◆ HOW TO COMPLETE THIS TASK
Read the data, and whenever a line holds the word "screenshot", report that line.

◆ WORKING DATA
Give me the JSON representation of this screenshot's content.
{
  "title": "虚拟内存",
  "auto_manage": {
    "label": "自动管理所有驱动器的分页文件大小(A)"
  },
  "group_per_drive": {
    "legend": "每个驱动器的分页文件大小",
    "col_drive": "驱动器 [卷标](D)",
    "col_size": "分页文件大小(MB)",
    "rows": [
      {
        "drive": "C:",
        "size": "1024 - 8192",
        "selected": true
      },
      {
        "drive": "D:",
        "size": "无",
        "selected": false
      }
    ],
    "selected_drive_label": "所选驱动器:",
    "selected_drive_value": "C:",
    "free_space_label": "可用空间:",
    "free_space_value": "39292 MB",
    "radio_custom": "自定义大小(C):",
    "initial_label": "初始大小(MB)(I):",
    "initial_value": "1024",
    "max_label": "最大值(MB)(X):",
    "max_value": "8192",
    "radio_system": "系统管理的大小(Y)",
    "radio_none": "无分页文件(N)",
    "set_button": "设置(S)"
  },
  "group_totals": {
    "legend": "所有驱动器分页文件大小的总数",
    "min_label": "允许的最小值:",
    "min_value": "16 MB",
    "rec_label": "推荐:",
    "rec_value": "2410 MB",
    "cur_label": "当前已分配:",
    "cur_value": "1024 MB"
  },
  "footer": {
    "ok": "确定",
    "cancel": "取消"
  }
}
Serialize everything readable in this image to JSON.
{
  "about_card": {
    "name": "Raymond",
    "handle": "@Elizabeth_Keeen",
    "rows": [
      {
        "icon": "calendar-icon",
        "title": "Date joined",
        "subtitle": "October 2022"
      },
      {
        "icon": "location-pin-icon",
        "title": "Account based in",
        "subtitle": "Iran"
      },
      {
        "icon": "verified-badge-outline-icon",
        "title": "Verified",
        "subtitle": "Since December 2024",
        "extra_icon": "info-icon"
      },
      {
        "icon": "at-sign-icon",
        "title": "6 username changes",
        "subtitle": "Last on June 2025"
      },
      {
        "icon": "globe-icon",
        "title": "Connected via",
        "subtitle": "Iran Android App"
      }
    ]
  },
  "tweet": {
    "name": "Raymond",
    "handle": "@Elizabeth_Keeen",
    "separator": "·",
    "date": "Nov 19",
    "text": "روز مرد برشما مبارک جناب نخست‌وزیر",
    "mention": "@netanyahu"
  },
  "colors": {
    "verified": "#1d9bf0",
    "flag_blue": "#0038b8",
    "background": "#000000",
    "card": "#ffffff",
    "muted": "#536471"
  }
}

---

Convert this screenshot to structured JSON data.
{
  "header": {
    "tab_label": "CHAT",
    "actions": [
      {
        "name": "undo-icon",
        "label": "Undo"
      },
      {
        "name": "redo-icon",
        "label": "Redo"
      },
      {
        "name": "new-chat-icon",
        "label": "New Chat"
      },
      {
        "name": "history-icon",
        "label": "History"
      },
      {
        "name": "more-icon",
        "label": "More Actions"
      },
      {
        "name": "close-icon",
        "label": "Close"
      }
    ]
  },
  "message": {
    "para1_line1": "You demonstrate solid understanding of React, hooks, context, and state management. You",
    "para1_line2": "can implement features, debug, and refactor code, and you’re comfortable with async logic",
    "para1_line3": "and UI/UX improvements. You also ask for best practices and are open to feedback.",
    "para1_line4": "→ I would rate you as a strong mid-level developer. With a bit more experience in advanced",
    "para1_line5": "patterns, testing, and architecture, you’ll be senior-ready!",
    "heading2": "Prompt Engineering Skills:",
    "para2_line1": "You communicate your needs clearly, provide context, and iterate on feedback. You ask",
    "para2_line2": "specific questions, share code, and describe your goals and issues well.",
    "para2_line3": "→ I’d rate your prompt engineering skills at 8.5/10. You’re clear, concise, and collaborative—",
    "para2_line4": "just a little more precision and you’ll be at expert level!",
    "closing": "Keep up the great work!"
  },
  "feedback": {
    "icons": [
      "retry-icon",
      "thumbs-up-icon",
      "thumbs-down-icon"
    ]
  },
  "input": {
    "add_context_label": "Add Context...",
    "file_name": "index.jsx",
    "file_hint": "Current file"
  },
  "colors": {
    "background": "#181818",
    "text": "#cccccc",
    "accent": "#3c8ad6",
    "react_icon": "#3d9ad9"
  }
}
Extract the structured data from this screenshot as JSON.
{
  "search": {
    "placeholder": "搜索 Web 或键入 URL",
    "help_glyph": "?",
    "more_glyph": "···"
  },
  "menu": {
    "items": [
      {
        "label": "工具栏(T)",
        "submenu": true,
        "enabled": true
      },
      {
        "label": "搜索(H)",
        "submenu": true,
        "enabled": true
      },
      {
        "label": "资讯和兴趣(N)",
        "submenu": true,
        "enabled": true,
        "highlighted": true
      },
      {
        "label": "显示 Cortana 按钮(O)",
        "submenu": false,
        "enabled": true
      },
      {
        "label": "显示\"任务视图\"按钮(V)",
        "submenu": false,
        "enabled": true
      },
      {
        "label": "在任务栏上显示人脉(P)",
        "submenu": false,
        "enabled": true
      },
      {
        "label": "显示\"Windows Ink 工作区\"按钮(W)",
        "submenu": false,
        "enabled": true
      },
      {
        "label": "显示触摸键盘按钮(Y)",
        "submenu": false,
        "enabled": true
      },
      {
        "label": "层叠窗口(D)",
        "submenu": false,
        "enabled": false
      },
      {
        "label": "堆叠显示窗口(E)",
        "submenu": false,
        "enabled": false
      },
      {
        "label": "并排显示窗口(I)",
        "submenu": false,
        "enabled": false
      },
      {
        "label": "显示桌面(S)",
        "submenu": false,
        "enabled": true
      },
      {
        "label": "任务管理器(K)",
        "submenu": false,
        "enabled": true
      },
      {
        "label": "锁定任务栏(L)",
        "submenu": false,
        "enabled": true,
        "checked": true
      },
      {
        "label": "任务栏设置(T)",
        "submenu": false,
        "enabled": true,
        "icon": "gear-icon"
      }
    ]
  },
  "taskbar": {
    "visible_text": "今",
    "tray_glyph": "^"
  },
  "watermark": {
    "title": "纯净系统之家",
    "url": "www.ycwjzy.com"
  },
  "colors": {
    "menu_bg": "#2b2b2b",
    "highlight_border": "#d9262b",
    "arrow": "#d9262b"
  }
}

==

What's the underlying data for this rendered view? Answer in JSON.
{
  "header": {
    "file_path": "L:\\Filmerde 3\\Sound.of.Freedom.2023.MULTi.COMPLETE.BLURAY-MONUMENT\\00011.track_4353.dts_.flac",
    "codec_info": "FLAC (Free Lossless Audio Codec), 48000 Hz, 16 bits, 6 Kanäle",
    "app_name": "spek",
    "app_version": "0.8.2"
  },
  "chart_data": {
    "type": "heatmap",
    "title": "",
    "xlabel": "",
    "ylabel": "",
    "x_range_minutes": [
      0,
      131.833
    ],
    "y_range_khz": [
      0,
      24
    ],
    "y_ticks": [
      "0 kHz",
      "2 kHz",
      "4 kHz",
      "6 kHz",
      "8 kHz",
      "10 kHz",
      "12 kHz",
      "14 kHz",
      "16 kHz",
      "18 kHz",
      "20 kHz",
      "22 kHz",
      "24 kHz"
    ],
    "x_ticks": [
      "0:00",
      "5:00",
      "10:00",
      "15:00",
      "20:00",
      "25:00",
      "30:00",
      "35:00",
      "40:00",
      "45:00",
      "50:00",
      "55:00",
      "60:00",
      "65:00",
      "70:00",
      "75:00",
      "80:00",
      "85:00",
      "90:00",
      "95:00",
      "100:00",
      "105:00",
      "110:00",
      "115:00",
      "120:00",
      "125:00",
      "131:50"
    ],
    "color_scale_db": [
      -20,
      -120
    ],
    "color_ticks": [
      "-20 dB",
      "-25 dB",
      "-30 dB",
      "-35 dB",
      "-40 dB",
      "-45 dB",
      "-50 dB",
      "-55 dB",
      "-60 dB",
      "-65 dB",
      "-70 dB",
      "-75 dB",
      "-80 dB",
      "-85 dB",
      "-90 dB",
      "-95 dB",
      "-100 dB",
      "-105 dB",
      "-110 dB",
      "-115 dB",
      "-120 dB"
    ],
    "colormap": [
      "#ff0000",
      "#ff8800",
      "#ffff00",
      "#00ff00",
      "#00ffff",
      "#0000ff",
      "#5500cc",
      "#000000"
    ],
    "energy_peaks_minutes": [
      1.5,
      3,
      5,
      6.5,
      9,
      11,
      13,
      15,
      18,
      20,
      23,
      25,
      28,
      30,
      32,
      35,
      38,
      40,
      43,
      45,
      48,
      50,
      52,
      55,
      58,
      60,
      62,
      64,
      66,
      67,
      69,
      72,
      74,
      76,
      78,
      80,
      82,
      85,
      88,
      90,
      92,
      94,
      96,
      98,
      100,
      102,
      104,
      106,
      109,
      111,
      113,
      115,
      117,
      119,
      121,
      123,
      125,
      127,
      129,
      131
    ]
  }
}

◆ THE ANSWER
Give me the JSON representation of this screenshot's content.
Convert this screenshot to structured JSON data.
Extract the structured data from this screenshot as JSON.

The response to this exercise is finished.